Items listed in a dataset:
——————————
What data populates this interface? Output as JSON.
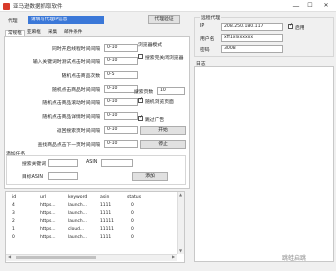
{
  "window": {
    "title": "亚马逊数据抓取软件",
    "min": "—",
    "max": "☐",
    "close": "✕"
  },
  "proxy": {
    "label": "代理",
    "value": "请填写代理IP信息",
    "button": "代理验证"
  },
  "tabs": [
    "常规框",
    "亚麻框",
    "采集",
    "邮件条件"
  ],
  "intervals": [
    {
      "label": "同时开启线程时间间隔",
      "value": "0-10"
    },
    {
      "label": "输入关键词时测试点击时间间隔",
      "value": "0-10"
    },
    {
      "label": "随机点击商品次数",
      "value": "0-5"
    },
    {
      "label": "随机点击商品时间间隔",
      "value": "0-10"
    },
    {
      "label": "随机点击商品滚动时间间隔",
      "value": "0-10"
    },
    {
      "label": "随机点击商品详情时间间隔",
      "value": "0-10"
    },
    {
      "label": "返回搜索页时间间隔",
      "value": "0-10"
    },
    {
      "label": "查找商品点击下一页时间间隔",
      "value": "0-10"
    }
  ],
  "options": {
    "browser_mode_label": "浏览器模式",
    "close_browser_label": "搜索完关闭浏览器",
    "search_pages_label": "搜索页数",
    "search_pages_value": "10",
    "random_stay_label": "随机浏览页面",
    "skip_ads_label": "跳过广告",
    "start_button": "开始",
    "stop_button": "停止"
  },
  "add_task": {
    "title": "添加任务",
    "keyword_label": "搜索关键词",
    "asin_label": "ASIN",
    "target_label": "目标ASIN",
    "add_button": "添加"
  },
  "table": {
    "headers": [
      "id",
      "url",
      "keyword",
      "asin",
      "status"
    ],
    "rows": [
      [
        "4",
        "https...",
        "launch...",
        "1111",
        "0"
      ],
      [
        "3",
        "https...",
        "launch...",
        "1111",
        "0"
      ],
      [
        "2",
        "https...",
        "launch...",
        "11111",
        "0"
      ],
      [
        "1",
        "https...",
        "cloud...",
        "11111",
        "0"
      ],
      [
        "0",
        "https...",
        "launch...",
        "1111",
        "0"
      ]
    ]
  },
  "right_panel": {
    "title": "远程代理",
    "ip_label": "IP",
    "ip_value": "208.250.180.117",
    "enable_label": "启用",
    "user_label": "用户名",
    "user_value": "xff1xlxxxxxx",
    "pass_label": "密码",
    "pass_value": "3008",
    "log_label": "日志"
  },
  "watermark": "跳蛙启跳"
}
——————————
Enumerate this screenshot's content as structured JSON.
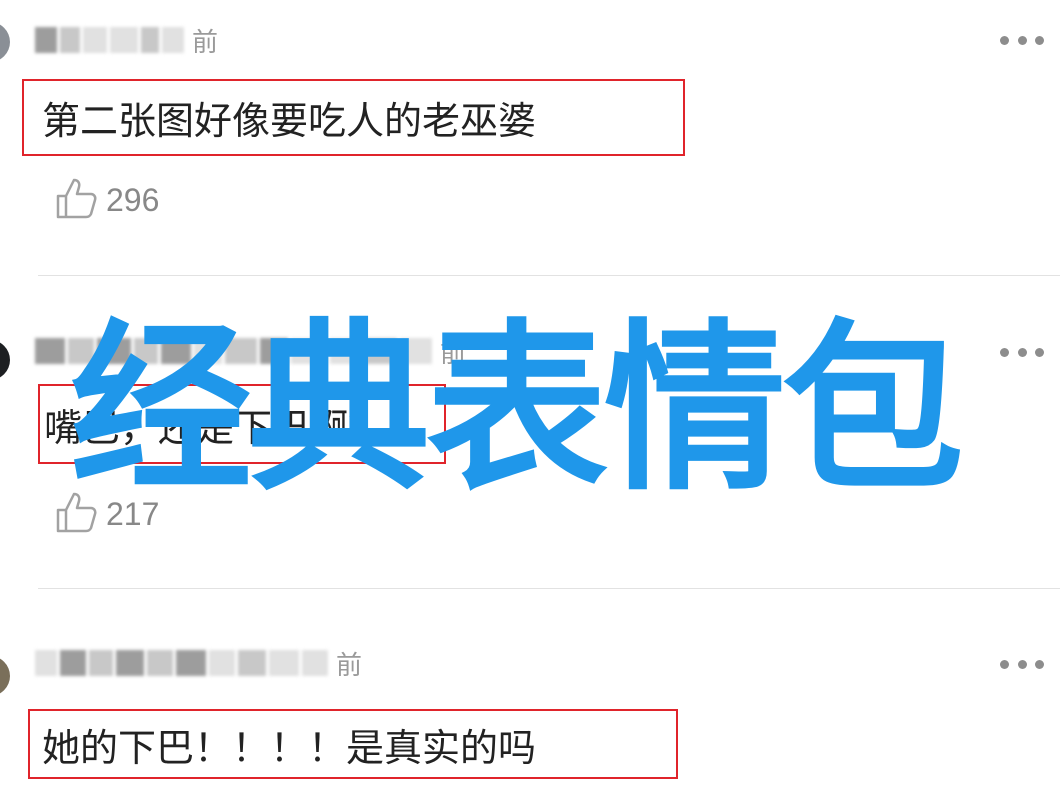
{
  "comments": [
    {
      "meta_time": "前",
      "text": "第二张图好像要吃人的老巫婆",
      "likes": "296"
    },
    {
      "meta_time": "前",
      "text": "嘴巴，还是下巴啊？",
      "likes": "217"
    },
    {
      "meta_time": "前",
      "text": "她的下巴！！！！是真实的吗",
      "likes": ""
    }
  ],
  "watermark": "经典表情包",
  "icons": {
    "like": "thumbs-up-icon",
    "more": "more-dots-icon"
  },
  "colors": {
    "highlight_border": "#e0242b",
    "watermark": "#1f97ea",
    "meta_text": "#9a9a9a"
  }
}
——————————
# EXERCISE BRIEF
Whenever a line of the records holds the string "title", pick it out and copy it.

# PROBLEM SOLUTION
    "title": "亚马逊数据抓取软件",
    "title": "添加任务",
    "title": "远程代理",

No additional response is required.